Example one: Myles runs a popular fish and chip shop. He received a supply of tainted fish that he unknowingly prepared and served to customers. Five of his regular customers became severely ill after consuming the fish. Because of his takeaway insurance, Myles covered the customers’ medical costs as well as reparations that totalled over $5,000 for each customer. Without the cover, he could have easily lost his business through no fault of his own.

Example Two: Dean added a small outdoor patio to his pizza shop, and he was careful to inform his insurance expert of the change. His patio awning blew down, breaking the arm of a patron. Fortunately, because Dean instructed his insurance professional to include the dining area on his takeaway insurance, the customer’s expenses did not come out of Dean’s pocket.

What kinds of optional business insurance should I consider for my takeaway shop?

In addition to the mandatory worker’s compensation and public liability insurance cover (required in many circumstances), here are several types of insurance cover designed to protect you and your takeaway shop from numerous unforeseeable events.

  • Product Liability – Being in the business of serving food and beverages, a product liability policy is a critical protection from claims against you by customers
  • General Liability – An umbrella policy that is a wise investment to guard you against unforeseen events
  • Property Contents Insurance – One mishap can create a chain of events that has the potential to ruin you. Whether it is a natural disaster, a fire, or another type of calamity, a Property Contents policy covers the financial hit you will experience from such misfortune
  • Equipment Breakdown – All of the very best recipes and ideas in the world cannot help your business if you lack the equipment to create them. This policy will cover the cost of repairs to replacement of fixed equipment that is not functioning
  • Deterioration of Stock – This policy will cover the cost of spoilage that occurs because of a malfunction
  • Business Interruption – Events that are out of your control can lead to a work stoppage. A Business Interruption policy will cover the costs of operating expenses whilst your business is inoperable
  • Theft – This policy protects your assets from employee dishonesty, robbery, or damage of money in a fire, during a holdup, or in transit

Running a successful takeaway shop consumes most of your time and energy. Do not add shouldering the burden of planning your insurance cover to your already limited schedule. Contact the professionals at Grace Insurance and relax, knowing they have you covered.
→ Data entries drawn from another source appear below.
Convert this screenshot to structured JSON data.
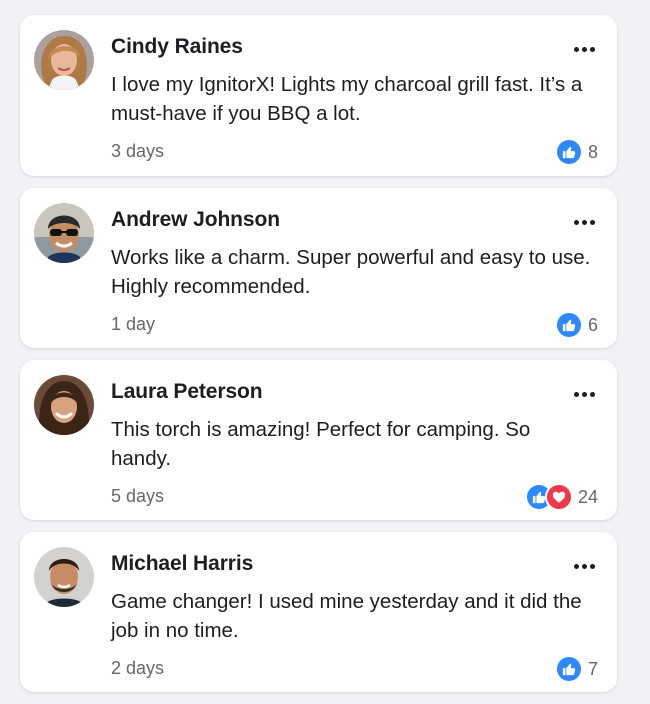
{
  "colors": {
    "like": "#2e89ff",
    "love": "#f0384b",
    "meta_text": "#65676b",
    "background": "#f0f2f5"
  },
  "comments": [
    {
      "author": "Cindy Raines",
      "text": "I love my IgnitorX! Lights my charcoal grill fast. It’s a must-have if you BBQ a lot.",
      "time": "3 days",
      "reactions": [
        "like-icon"
      ],
      "count": "8"
    },
    {
      "author": "Andrew Johnson",
      "text": "Works like a charm. Super powerful and easy to use. Highly recommended.",
      "time": "1 day",
      "reactions": [
        "like-icon"
      ],
      "count": "6"
    },
    {
      "author": "Laura Peterson",
      "text": "This torch is amazing! Perfect for camping. So handy.",
      "time": "5 days",
      "reactions": [
        "like-icon",
        "love-icon"
      ],
      "count": "24"
    },
    {
      "author": "Michael Harris",
      "text": "Game changer! I used mine yesterday and it did the job in no time.",
      "time": "2 days",
      "reactions": [
        "like-icon"
      ],
      "count": "7"
    }
  ]
}
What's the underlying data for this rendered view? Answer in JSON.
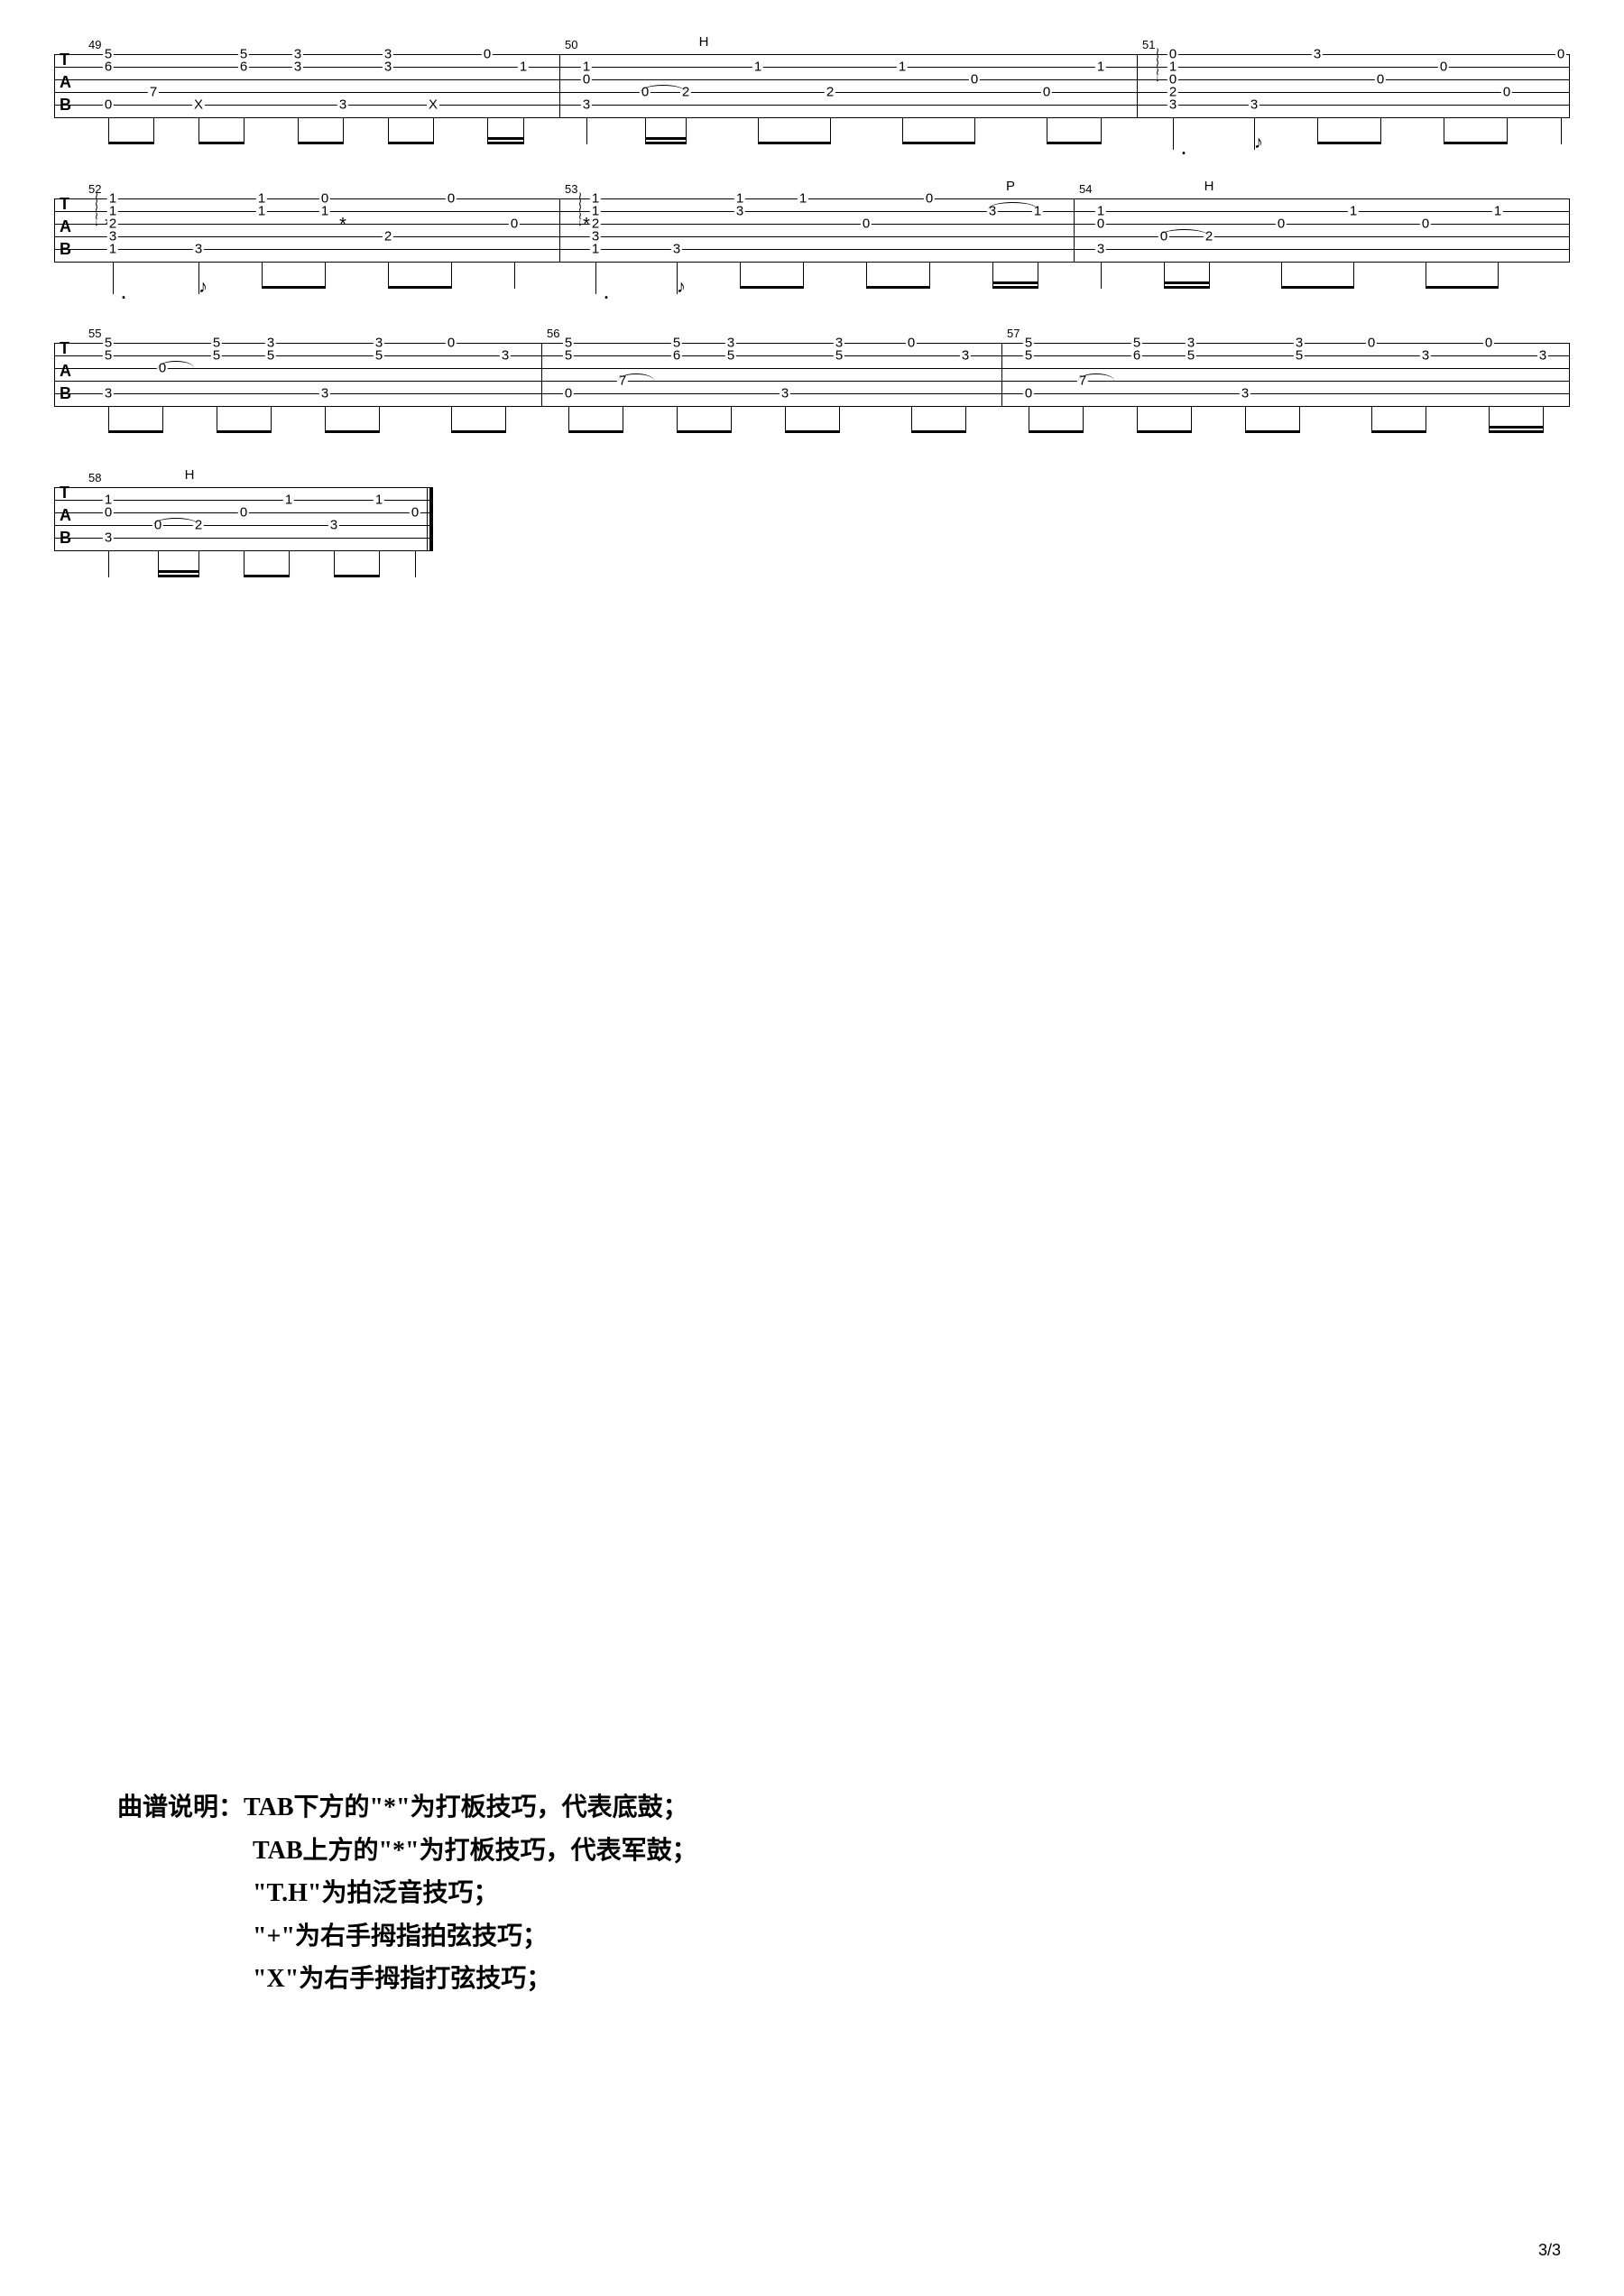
{
  "page_number": "3/3",
  "tab_label": {
    "t": "T",
    "a": "A",
    "b": "B"
  },
  "notes": {
    "heading": "曲谱说明：",
    "line1": "TAB下方的\"*\"为打板技巧，代表底鼓；",
    "line2": "TAB上方的\"*\"为打板技巧，代表军鼓；",
    "line3": "\"T.H\"为拍泛音技巧；",
    "line4": "\"+\"为右手拇指拍弦技巧；",
    "line5": "\"X\"为右手拇指打弦技巧；"
  },
  "measures": {
    "m49": "49",
    "m50": "50",
    "m51": "51",
    "m52": "52",
    "m53": "53",
    "m54": "54",
    "m55": "55",
    "m56": "56",
    "m57": "57",
    "m58": "58"
  },
  "techniques": {
    "H": "H",
    "P": "P"
  },
  "symbols": {
    "asterisk": "*",
    "x": "X",
    "dot": "."
  },
  "chart_data": {
    "type": "guitar_tab",
    "strings": 6,
    "lines": [
      {
        "measures": [
          {
            "num": 49,
            "notes": [
              {
                "pos": 0,
                "frets": {
                  "1": "5",
                  "2": "6",
                  "5": "0"
                }
              },
              {
                "pos": 1,
                "frets": {
                  "4": "7"
                }
              },
              {
                "pos": 2,
                "frets": {
                  "5": "X"
                },
                "below": "*"
              },
              {
                "pos": 3,
                "frets": {
                  "1": "5",
                  "2": "6"
                }
              },
              {
                "pos": 4,
                "frets": {
                  "1": "3",
                  "2": "3"
                }
              },
              {
                "pos": 5,
                "frets": {
                  "5": "3"
                }
              },
              {
                "pos": 6,
                "frets": {
                  "1": "3",
                  "2": "3"
                }
              },
              {
                "pos": 7,
                "frets": {
                  "5": "X"
                },
                "below": "*"
              },
              {
                "pos": 8,
                "frets": {
                  "1": "0"
                }
              },
              {
                "pos": 9,
                "frets": {
                  "2": "1"
                }
              }
            ]
          },
          {
            "num": 50,
            "technique": "H",
            "notes": [
              {
                "pos": 0,
                "frets": {
                  "2": "1",
                  "3": "0",
                  "5": "3"
                },
                "below": "*"
              },
              {
                "pos": 1,
                "frets": {
                  "4": "0",
                  "tie_from": "0"
                }
              },
              {
                "pos": 2,
                "frets": {
                  "4": "2"
                }
              },
              {
                "pos": 3,
                "frets": {
                  "2": "1"
                }
              },
              {
                "pos": 4,
                "frets": {
                  "4": "2"
                }
              },
              {
                "pos": 5,
                "frets": {
                  "2": "1"
                }
              },
              {
                "pos": 6,
                "frets": {
                  "3": "0"
                }
              },
              {
                "pos": 7,
                "frets": {
                  "4": "0"
                }
              },
              {
                "pos": 8,
                "frets": {
                  "2": "1"
                }
              }
            ]
          },
          {
            "num": 51,
            "notes": [
              {
                "pos": 0,
                "arpeggio": true,
                "frets": {
                  "1": "0",
                  "2": "1",
                  "3": "0",
                  "4": "2",
                  "5": "3"
                }
              },
              {
                "pos": 1
              },
              {
                "pos": 2,
                "frets": {
                  "5": "3"
                }
              },
              {
                "pos": 3,
                "frets": {
                  "1": "3"
                }
              },
              {
                "pos": 4,
                "frets": {
                  "3": "0"
                }
              },
              {
                "pos": 5,
                "frets": {
                  "2": "0"
                }
              },
              {
                "pos": 6,
                "frets": {
                  "4": "0"
                }
              },
              {
                "pos": 7,
                "frets": {
                  "1": "0"
                }
              }
            ]
          }
        ]
      },
      {
        "measures": [
          {
            "num": 52,
            "notes": [
              {
                "pos": 0,
                "arpeggio": true,
                "frets": {
                  "1": "1",
                  "2": "1",
                  "3": "2",
                  "4": "3",
                  "5": "1"
                }
              },
              {
                "pos": 1
              },
              {
                "pos": 2,
                "frets": {
                  "5": "3"
                }
              },
              {
                "pos": 3,
                "frets": {
                  "1": "1",
                  "2": "1"
                }
              },
              {
                "pos": 4,
                "frets": {
                  "1": "0",
                  "2": "1"
                }
              },
              {
                "pos": 5,
                "frets": {
                  "4": "2"
                }
              },
              {
                "pos": 6,
                "frets": {
                  "1": "0"
                }
              },
              {
                "pos": 7,
                "frets": {
                  "3": "0"
                }
              }
            ]
          },
          {
            "num": 53,
            "notes": [
              {
                "pos": 0,
                "arpeggio": true,
                "frets": {
                  "1": "1",
                  "2": "1",
                  "3": "2",
                  "4": "3",
                  "5": "1"
                }
              },
              {
                "pos": 1
              },
              {
                "pos": 2,
                "frets": {
                  "5": "3"
                }
              },
              {
                "pos": 3,
                "frets": {
                  "1": "1",
                  "2": "3"
                }
              },
              {
                "pos": 4,
                "frets": {
                  "1": "1"
                }
              },
              {
                "pos": 5,
                "frets": {
                  "3": "0"
                }
              },
              {
                "pos": 6,
                "frets": {
                  "1": "0"
                }
              },
              {
                "pos": 7,
                "frets": {
                  "2": "3"
                },
                "technique": "P"
              },
              {
                "pos": 8,
                "frets": {
                  "2": "1"
                }
              }
            ]
          },
          {
            "num": 54,
            "technique": "H",
            "notes": [
              {
                "pos": 0,
                "frets": {
                  "2": "1",
                  "3": "0",
                  "5": "3"
                }
              },
              {
                "pos": 1,
                "frets": {
                  "4": "0",
                  "tie_from": "0"
                }
              },
              {
                "pos": 2,
                "frets": {
                  "4": "2"
                }
              },
              {
                "pos": 3,
                "frets": {
                  "3": "0"
                }
              },
              {
                "pos": 4,
                "frets": {
                  "2": "1"
                }
              },
              {
                "pos": 5,
                "frets": {
                  "3": "0"
                }
              },
              {
                "pos": 6,
                "frets": {
                  "2": "1"
                }
              }
            ]
          }
        ]
      },
      {
        "measures": [
          {
            "num": 55,
            "notes": [
              {
                "pos": 0,
                "frets": {
                  "1": "5",
                  "2": "5",
                  "5": "3"
                }
              },
              {
                "pos": 1,
                "frets": {
                  "3": "0",
                  "tie_to": true
                }
              },
              {
                "pos": 2,
                "frets": {
                  "1": "5",
                  "2": "5"
                }
              },
              {
                "pos": 3,
                "frets": {
                  "1": "3",
                  "2": "5"
                }
              },
              {
                "pos": 4,
                "frets": {
                  "5": "3"
                }
              },
              {
                "pos": 5,
                "frets": {
                  "1": "3",
                  "2": "5"
                }
              },
              {
                "pos": 6,
                "frets": {
                  "1": "0"
                }
              },
              {
                "pos": 7,
                "frets": {
                  "2": "3"
                }
              }
            ]
          },
          {
            "num": 56,
            "notes": [
              {
                "pos": 0,
                "frets": {
                  "1": "5",
                  "2": "5",
                  "5": "0"
                }
              },
              {
                "pos": 1,
                "frets": {
                  "4": "7",
                  "tie_to": true
                }
              },
              {
                "pos": 2,
                "frets": {
                  "1": "5",
                  "2": "6"
                }
              },
              {
                "pos": 3,
                "frets": {
                  "1": "3",
                  "2": "5"
                }
              },
              {
                "pos": 4,
                "frets": {
                  "5": "3"
                }
              },
              {
                "pos": 5,
                "frets": {
                  "1": "3",
                  "2": "5"
                }
              },
              {
                "pos": 6,
                "frets": {
                  "1": "0"
                }
              },
              {
                "pos": 7,
                "frets": {
                  "2": "3"
                }
              }
            ]
          },
          {
            "num": 57,
            "notes": [
              {
                "pos": 0,
                "frets": {
                  "1": "5",
                  "2": "5",
                  "5": "0"
                }
              },
              {
                "pos": 1,
                "frets": {
                  "4": "7",
                  "tie_to": true
                }
              },
              {
                "pos": 2,
                "frets": {
                  "1": "5",
                  "2": "6"
                }
              },
              {
                "pos": 3,
                "frets": {
                  "1": "3",
                  "2": "5"
                }
              },
              {
                "pos": 4,
                "frets": {
                  "5": "3"
                }
              },
              {
                "pos": 5,
                "frets": {
                  "1": "3",
                  "2": "5"
                }
              },
              {
                "pos": 6,
                "frets": {
                  "1": "0"
                }
              },
              {
                "pos": 7,
                "frets": {
                  "2": "3"
                }
              },
              {
                "pos": 8,
                "frets": {
                  "1": "0"
                }
              },
              {
                "pos": 9,
                "frets": {
                  "2": "3"
                }
              }
            ]
          }
        ]
      },
      {
        "measures": [
          {
            "num": 58,
            "technique": "H",
            "end": true,
            "notes": [
              {
                "pos": 0,
                "frets": {
                  "2": "1",
                  "3": "0",
                  "5": "3"
                }
              },
              {
                "pos": 1,
                "frets": {
                  "4": "0",
                  "tie_from": "0"
                }
              },
              {
                "pos": 2,
                "frets": {
                  "4": "2"
                }
              },
              {
                "pos": 3,
                "frets": {
                  "2": "1"
                }
              },
              {
                "pos": 4,
                "frets": {
                  "4": "3"
                }
              },
              {
                "pos": 5,
                "frets": {
                  "2": "1"
                }
              },
              {
                "pos": 6,
                "frets": {
                  "3": "0"
                }
              }
            ]
          }
        ]
      }
    ]
  }
}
*Please Note* The material in this blog post is for informational use only. It is not legally binding insurance advice and should not take the place of an individual consultation with an insurance professional.